● What the task requires
Give back all of the data exactly as it appears here.
++++ Listed entries
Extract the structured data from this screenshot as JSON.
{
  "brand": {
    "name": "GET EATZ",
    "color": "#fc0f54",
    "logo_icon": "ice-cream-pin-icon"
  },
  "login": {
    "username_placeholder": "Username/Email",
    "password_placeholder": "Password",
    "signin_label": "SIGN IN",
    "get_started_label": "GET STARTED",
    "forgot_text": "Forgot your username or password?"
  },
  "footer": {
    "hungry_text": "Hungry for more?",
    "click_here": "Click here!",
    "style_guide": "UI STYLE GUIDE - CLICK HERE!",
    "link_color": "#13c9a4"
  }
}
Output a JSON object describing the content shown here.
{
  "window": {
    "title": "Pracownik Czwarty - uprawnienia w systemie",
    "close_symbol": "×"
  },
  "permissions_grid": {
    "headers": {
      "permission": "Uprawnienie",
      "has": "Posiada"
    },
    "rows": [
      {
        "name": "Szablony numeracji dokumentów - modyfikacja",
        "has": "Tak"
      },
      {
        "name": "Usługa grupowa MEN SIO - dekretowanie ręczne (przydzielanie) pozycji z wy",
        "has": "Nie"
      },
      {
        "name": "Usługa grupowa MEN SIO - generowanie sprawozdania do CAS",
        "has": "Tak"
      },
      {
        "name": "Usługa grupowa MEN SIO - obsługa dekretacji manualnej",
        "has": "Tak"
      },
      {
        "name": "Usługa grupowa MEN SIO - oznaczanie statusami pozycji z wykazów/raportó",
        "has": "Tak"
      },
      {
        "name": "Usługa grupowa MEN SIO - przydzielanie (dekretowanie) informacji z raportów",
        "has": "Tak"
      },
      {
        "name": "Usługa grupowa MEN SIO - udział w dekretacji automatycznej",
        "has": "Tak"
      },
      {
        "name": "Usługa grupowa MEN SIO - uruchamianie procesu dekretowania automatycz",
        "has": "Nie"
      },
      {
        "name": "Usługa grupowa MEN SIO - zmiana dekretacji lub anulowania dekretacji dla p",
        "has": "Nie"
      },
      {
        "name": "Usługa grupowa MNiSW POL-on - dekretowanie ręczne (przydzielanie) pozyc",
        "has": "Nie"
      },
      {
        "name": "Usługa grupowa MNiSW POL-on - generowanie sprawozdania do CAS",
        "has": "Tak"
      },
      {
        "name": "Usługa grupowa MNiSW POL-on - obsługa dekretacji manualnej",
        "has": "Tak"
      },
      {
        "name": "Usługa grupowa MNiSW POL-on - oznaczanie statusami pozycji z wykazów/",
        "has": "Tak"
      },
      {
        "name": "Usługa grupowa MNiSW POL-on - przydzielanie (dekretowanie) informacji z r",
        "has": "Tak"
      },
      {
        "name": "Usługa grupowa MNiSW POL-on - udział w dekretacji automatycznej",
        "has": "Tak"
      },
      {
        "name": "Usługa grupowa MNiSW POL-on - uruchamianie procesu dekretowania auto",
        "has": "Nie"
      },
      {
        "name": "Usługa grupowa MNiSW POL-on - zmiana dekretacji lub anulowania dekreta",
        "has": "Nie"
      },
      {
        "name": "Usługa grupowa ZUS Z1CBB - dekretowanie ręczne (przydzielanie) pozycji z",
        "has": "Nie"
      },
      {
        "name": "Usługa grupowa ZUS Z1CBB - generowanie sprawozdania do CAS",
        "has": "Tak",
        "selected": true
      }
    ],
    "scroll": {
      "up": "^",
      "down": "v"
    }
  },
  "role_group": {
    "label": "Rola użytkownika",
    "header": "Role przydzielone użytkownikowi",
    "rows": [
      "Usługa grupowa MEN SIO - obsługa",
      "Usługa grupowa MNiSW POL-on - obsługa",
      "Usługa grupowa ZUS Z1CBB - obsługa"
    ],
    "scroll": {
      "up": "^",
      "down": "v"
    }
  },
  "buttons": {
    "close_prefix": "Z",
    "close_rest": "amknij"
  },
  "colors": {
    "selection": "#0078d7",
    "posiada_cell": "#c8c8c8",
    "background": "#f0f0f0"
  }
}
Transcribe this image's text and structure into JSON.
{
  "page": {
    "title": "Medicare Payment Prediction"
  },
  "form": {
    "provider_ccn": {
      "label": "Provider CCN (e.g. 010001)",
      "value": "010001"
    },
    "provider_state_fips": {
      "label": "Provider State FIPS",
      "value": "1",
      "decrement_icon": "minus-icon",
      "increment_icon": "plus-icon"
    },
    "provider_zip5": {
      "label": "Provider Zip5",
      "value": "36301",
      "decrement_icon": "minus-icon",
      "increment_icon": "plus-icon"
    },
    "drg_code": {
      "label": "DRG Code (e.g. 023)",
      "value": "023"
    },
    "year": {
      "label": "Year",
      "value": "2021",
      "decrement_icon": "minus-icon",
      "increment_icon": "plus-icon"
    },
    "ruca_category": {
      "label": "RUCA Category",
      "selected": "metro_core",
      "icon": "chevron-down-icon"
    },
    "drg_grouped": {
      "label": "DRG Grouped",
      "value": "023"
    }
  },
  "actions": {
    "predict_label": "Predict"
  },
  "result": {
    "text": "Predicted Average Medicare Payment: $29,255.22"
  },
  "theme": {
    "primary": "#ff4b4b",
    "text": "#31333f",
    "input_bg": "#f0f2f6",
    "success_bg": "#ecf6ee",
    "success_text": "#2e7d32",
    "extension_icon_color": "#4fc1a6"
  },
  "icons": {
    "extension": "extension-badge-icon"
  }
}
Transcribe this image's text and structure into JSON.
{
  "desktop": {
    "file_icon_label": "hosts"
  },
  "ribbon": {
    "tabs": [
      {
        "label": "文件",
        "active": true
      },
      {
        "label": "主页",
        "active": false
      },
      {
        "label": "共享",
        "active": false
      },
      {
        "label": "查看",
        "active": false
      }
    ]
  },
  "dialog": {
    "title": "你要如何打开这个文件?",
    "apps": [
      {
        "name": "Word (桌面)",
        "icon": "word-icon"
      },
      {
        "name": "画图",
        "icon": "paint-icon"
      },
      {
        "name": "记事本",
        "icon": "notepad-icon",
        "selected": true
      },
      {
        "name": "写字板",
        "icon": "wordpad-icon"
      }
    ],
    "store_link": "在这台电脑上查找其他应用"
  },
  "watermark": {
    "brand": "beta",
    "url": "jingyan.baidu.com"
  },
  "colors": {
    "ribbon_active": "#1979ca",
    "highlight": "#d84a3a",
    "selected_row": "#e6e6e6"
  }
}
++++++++
● Response to this exercise
Extract the structured data from this screenshot as JSON.
{
  "brand": {
    "name": "GET EATZ",
    "color": "#fc0f54",
    "logo_icon": "ice-cream-pin-icon"
  },
  "login": {
    "username_placeholder": "Username/Email",
    "password_placeholder": "Password",
    "signin_label": "SIGN IN",
    "get_started_label": "GET STARTED",
    "forgot_text": "Forgot your username or password?"
  },
  "footer": {
    "hungry_text": "Hungry for more?",
    "click_here": "Click here!",
    "style_guide": "UI STYLE GUIDE - CLICK HERE!",
    "link_color": "#13c9a4"
  }
}
Output a JSON object describing the content shown here.
{
  "window": {
    "title": "Pracownik Czwarty - uprawnienia w systemie",
    "close_symbol": "×"
  },
  "permissions_grid": {
    "headers": {
      "permission": "Uprawnienie",
      "has": "Posiada"
    },
    "rows": [
      {
        "name": "Szablony numeracji dokumentów - modyfikacja",
        "has": "Tak"
      },
      {
        "name": "Usługa grupowa MEN SIO - dekretowanie ręczne (przydzielanie) pozycji z wy",
        "has": "Nie"
      },
      {
        "name": "Usługa grupowa MEN SIO - generowanie sprawozdania do CAS",
        "has": "Tak"
      },
      {
        "name": "Usługa grupowa MEN SIO - obsługa dekretacji manualnej",
        "has": "Tak"
      },
      {
        "name": "Usługa grupowa MEN SIO - oznaczanie statusami pozycji z wykazów/raportó",
        "has": "Tak"
      },
      {
        "name": "Usługa grupowa MEN SIO - przydzielanie (dekretowanie) informacji z raportów",
        "has": "Tak"
      },
      {
        "name": "Usługa grupowa MEN SIO - udział w dekretacji automatycznej",
        "has": "Tak"
      },
      {
        "name": "Usługa grupowa MEN SIO - uruchamianie procesu dekretowania automatycz",
        "has": "Nie"
      },
      {
        "name": "Usługa grupowa MEN SIO - zmiana dekretacji lub anulowania dekretacji dla p",
        "has": "Nie"
      },
      {
        "name": "Usługa grupowa MNiSW POL-on - dekretowanie ręczne (przydzielanie) pozyc",
        "has": "Nie"
      },
      {
        "name": "Usługa grupowa MNiSW POL-on - generowanie sprawozdania do CAS",
        "has": "Tak"
      },
      {
        "name": "Usługa grupowa MNiSW POL-on - obsługa dekretacji manualnej",
        "has": "Tak"
      },
      {
        "name": "Usługa grupowa MNiSW POL-on - oznaczanie statusami pozycji z wykazów/",
        "has": "Tak"
      },
      {
        "name": "Usługa grupowa MNiSW POL-on - przydzielanie (dekretowanie) informacji z r",
        "has": "Tak"
      },
      {
        "name": "Usługa grupowa MNiSW POL-on - udział w dekretacji automatycznej",
        "has": "Tak"
      },
      {
        "name": "Usługa grupowa MNiSW POL-on - uruchamianie procesu dekretowania auto",
        "has": "Nie"
      },
      {
        "name": "Usługa grupowa MNiSW POL-on - zmiana dekretacji lub anulowania dekreta",
        "has": "Nie"
      },
      {
        "name": "Usługa grupowa ZUS Z1CBB - dekretowanie ręczne (przydzielanie) pozycji z",
        "has": "Nie"
      },
      {
        "name": "Usługa grupowa ZUS Z1CBB - generowanie sprawozdania do CAS",
        "has": "Tak",
        "selected": true
      }
    ],
    "scroll": {
      "up": "^",
      "down": "v"
    }
  },
  "role_group": {
    "label": "Rola użytkownika",
    "header": "Role przydzielone użytkownikowi",
    "rows": [
      "Usługa grupowa MEN SIO - obsługa",
      "Usługa grupowa MNiSW POL-on - obsługa",
      "Usługa grupowa ZUS Z1CBB - obsługa"
    ],
    "scroll": {
      "up": "^",
      "down": "v"
    }
  },
  "buttons": {
    "close_prefix": "Z",
    "close_rest": "amknij"
  },
  "colors": {
    "selection": "#0078d7",
    "posiada_cell": "#c8c8c8",
    "background": "#f0f0f0"
  }
}
Transcribe this image's text and structure into JSON.
{
  "page": {
    "title": "Medicare Payment Prediction"
  },
  "form": {
    "provider_ccn": {
      "label": "Provider CCN (e.g. 010001)",
      "value": "010001"
    },
    "provider_state_fips": {
      "label": "Provider State FIPS",
      "value": "1",
      "decrement_icon": "minus-icon",
      "increment_icon": "plus-icon"
    },
    "provider_zip5": {
      "label": "Provider Zip5",
      "value": "36301",
      "decrement_icon": "minus-icon",
      "increment_icon": "plus-icon"
    },
    "drg_code": {
      "label": "DRG Code (e.g. 023)",
      "value": "023"
    },
    "year": {
      "label": "Year",
      "value": "2021",
      "decrement_icon": "minus-icon",
      "increment_icon": "plus-icon"
    },
    "ruca_category": {
      "label": "RUCA Category",
      "selected": "metro_core",
      "icon": "chevron-down-icon"
    },
    "drg_grouped": {
      "label": "DRG Grouped",
      "value": "023"
    }
  },
  "actions": {
    "predict_label": "Predict"
  },
  "result": {
    "text": "Predicted Average Medicare Payment: $29,255.22"
  },
  "theme": {
    "primary": "#ff4b4b",
    "text": "#31333f",
    "input_bg": "#f0f2f6",
    "success_bg": "#ecf6ee",
    "success_text": "#2e7d32",
    "extension_icon_color": "#4fc1a6"
  },
  "icons": {
    "extension": "extension-badge-icon"
  }
}
Transcribe this image's text and structure into JSON.
{
  "desktop": {
    "file_icon_label": "hosts"
  },
  "ribbon": {
    "tabs": [
      {
        "label": "文件",
        "active": true
      },
      {
        "label": "主页",
        "active": false
      },
      {
        "label": "共享",
        "active": false
      },
      {
        "label": "查看",
        "active": false
      }
    ]
  },
  "dialog": {
    "title": "你要如何打开这个文件?",
    "apps": [
      {
        "name": "Word (桌面)",
        "icon": "word-icon"
      },
      {
        "name": "画图",
        "icon": "paint-icon"
      },
      {
        "name": "记事本",
        "icon": "notepad-icon",
        "selected": true
      },
      {
        "name": "写字板",
        "icon": "wordpad-icon"
      }
    ],
    "store_link": "在这台电脑上查找其他应用"
  },
  "watermark": {
    "brand": "beta",
    "url": "jingyan.baidu.com"
  },
  "colors": {
    "ribbon_active": "#1979ca",
    "highlight": "#d84a3a",
    "selected_row": "#e6e6e6"
  }
}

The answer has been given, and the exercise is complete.